Exercise objective:
Each record below is to be copied exactly; the pictures are to be omitted.

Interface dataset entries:
********************
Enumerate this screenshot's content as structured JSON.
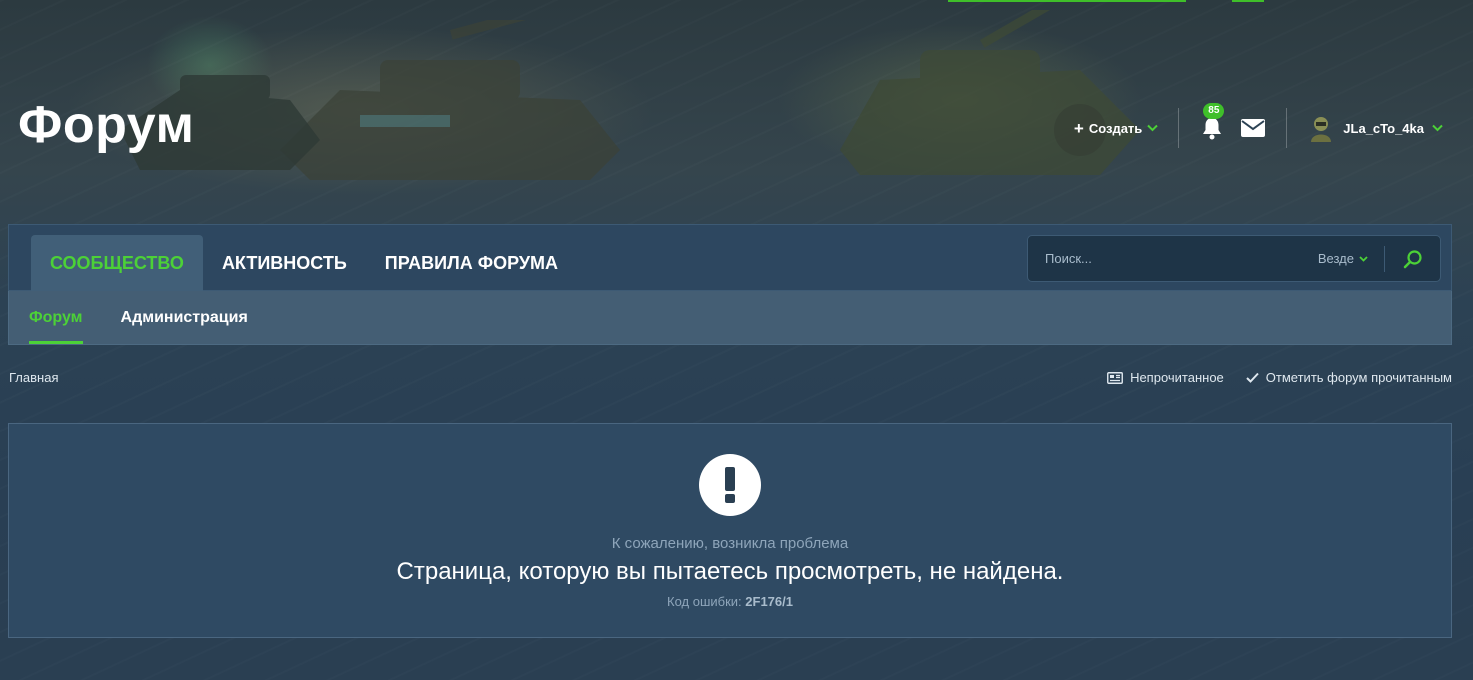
{
  "header": {
    "site_title": "Форум",
    "create_label": "Создать",
    "notification_count": "85",
    "username": "JLa_cTo_4ka"
  },
  "nav": {
    "tabs": [
      {
        "label": "Сообщество",
        "active": true
      },
      {
        "label": "Активность",
        "active": false
      },
      {
        "label": "Правила форума",
        "active": false
      }
    ]
  },
  "search": {
    "placeholder": "Поиск...",
    "scope": "Везде"
  },
  "subnav": {
    "items": [
      {
        "label": "Форум",
        "active": true
      },
      {
        "label": "Администрация",
        "active": false
      }
    ]
  },
  "breadcrumb": {
    "home": "Главная"
  },
  "actions": {
    "unread": "Непрочитанное",
    "mark_read": "Отметить форум прочитанным"
  },
  "error": {
    "subtitle": "К сожалению, возникла проблема",
    "message": "Страница, которую вы пытаетесь просмотреть, не найдена.",
    "code_label": "Код ошибки:",
    "code": "2F176/1"
  },
  "colors": {
    "accent": "#4cd137",
    "nav_bg": "#2d4760",
    "subnav_bg": "#445e74",
    "box_bg": "#2f4a63"
  },
  "icons": [
    "plus-icon",
    "chevron-down-icon",
    "bell-icon",
    "envelope-icon",
    "search-icon",
    "newspaper-icon",
    "check-icon",
    "exclamation-icon"
  ]
}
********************
Written answer:
Enumerate this screenshot's content as structured JSON.
{
  "header": {
    "site_title": "Форум",
    "create_label": "Создать",
    "notification_count": "85",
    "username": "JLa_cTo_4ka"
  },
  "nav": {
    "tabs": [
      {
        "label": "Сообщество",
        "active": true
      },
      {
        "label": "Активность",
        "active": false
      },
      {
        "label": "Правила форума",
        "active": false
      }
    ]
  },
  "search": {
    "placeholder": "Поиск...",
    "scope": "Везде"
  },
  "subnav": {
    "items": [
      {
        "label": "Форум",
        "active": true
      },
      {
        "label": "Администрация",
        "active": false
      }
    ]
  },
  "breadcrumb": {
    "home": "Главная"
  },
  "actions": {
    "unread": "Непрочитанное",
    "mark_read": "Отметить форум прочитанным"
  },
  "error": {
    "subtitle": "К сожалению, возникла проблема",
    "message": "Страница, которую вы пытаетесь просмотреть, не найдена.",
    "code_label": "Код ошибки:",
    "code": "2F176/1"
  },
  "colors": {
    "accent": "#4cd137",
    "nav_bg": "#2d4760",
    "subnav_bg": "#445e74",
    "box_bg": "#2f4a63"
  },
  "icons": [
    "plus-icon",
    "chevron-down-icon",
    "bell-icon",
    "envelope-icon",
    "search-icon",
    "newspaper-icon",
    "check-icon",
    "exclamation-icon"
  ]
}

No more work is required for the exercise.